[App and web page records]
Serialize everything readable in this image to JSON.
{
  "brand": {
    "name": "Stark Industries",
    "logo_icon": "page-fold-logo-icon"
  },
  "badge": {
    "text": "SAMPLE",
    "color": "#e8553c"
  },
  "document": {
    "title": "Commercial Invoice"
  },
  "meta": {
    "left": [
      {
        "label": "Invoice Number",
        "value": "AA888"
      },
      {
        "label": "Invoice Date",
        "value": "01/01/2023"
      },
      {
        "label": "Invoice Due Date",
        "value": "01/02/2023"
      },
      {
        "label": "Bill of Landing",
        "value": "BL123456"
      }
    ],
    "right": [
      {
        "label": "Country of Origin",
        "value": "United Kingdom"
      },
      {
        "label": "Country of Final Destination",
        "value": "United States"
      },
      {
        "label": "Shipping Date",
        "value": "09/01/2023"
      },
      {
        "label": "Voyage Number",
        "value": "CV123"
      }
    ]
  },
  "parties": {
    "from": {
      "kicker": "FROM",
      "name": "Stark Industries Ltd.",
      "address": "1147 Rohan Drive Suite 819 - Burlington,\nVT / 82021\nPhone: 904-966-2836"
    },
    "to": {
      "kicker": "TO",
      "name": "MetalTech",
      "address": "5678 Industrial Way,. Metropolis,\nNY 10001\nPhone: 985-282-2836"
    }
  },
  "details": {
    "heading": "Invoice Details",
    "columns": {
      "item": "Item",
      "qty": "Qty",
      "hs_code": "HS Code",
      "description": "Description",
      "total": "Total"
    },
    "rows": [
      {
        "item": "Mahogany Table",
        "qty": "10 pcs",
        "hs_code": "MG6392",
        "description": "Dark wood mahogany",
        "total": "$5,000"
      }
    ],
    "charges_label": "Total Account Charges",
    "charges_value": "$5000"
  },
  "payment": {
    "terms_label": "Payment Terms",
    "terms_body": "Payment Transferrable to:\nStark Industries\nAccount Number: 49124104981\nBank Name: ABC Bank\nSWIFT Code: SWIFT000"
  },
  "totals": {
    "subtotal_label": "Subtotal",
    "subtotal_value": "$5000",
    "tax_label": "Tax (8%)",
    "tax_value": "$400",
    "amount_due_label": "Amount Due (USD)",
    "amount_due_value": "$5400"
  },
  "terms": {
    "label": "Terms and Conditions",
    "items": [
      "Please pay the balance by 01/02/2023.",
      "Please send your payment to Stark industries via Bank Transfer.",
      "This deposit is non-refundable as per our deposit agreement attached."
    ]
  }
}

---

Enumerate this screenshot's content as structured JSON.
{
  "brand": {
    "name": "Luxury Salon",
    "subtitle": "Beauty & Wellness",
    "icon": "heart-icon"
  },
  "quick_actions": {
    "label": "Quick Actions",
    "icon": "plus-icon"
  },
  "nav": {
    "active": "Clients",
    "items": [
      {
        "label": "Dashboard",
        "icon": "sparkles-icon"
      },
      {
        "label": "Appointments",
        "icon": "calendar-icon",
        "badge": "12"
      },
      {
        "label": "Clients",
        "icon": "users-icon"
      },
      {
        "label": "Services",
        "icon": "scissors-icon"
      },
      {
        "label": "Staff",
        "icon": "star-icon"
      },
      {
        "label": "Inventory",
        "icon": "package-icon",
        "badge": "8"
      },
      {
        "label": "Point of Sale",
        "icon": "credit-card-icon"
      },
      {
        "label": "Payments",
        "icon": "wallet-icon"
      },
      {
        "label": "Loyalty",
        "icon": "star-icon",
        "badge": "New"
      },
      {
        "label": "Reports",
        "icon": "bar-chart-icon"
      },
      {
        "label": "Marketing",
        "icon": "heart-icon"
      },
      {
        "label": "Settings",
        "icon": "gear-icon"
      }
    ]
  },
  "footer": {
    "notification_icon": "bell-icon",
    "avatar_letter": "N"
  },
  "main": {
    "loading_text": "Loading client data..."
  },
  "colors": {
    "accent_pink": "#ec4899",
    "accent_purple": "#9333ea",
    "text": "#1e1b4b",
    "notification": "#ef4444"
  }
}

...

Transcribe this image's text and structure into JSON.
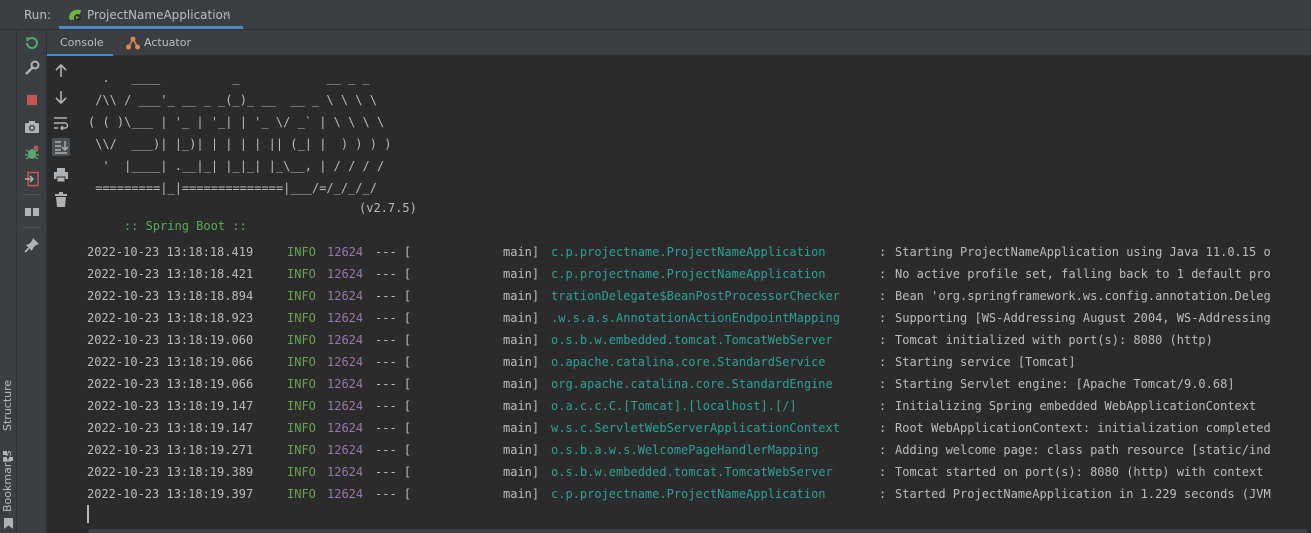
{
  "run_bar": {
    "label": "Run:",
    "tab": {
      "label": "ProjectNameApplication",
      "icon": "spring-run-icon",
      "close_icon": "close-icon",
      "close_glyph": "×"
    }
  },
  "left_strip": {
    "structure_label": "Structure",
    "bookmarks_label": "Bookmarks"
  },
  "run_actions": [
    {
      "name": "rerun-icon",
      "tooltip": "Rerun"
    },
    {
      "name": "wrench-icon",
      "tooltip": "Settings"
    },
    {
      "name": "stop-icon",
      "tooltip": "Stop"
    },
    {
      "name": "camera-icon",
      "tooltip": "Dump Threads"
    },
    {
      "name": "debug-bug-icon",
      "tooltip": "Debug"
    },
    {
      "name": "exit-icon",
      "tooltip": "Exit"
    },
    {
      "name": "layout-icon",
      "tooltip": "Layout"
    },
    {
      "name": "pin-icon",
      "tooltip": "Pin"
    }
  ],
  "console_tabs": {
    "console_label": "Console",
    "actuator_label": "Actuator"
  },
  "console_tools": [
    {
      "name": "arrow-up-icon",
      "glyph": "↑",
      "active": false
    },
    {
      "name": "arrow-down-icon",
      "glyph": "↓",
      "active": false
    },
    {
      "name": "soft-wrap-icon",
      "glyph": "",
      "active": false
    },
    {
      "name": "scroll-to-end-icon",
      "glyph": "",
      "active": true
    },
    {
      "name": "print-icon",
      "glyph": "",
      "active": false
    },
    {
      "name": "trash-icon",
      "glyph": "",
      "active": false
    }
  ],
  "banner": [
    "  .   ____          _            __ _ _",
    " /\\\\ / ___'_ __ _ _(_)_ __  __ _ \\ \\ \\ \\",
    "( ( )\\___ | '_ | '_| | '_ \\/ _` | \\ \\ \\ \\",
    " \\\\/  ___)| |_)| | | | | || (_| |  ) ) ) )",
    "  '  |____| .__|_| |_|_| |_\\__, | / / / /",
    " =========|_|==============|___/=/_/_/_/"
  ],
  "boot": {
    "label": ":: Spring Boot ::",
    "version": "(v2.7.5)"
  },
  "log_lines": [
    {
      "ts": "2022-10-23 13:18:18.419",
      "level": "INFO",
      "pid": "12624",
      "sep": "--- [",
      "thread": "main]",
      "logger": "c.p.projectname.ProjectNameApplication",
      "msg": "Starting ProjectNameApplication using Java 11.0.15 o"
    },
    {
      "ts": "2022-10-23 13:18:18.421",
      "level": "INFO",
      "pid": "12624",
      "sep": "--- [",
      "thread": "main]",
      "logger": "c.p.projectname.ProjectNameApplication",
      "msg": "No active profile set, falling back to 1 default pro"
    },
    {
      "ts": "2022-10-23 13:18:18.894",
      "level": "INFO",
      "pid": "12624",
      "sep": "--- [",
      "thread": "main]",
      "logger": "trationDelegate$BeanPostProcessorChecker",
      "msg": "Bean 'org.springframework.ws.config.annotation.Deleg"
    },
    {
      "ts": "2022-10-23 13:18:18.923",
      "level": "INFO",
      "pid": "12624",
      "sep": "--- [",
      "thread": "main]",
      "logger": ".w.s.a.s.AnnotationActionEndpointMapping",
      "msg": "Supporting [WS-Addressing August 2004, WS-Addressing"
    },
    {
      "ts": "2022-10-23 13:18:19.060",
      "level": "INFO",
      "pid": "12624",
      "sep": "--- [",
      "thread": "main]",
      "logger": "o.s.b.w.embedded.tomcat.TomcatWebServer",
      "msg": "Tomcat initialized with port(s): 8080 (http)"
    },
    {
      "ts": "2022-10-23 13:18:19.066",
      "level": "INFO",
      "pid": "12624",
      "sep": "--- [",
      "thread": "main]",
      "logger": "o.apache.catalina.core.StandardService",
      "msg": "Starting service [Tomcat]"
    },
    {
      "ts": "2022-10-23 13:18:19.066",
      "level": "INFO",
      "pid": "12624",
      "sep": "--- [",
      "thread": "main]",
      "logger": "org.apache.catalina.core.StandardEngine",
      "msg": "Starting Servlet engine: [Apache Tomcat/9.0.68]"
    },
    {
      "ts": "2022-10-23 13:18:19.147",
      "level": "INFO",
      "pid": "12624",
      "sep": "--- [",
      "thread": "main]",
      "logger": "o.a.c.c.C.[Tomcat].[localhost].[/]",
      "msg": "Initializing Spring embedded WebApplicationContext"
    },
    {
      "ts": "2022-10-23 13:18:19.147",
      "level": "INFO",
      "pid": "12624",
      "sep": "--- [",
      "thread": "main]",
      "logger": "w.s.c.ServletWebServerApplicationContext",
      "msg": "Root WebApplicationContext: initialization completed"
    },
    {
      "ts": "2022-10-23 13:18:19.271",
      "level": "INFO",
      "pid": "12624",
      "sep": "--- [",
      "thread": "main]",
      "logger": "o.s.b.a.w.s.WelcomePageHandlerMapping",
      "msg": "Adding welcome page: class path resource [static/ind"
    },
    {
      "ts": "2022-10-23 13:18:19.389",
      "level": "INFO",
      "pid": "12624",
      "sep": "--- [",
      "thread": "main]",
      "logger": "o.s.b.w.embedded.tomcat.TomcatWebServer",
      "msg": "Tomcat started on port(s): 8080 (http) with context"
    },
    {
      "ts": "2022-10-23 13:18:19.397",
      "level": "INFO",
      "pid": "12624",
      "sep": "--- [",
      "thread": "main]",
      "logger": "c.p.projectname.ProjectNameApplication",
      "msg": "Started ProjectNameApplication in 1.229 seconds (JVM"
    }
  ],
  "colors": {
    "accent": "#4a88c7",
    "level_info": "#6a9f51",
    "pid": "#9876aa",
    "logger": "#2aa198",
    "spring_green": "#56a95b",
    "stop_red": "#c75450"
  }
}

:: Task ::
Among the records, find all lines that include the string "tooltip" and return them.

:: Task response ::
      "tooltip": "Rerun"
      "tooltip": "Settings"
      "tooltip": "Stop"
      "tooltip": "Dump Threads"
      "tooltip": "Debug"
      "tooltip": "Exit"
      "tooltip": "Layout"
      "tooltip": "Pin"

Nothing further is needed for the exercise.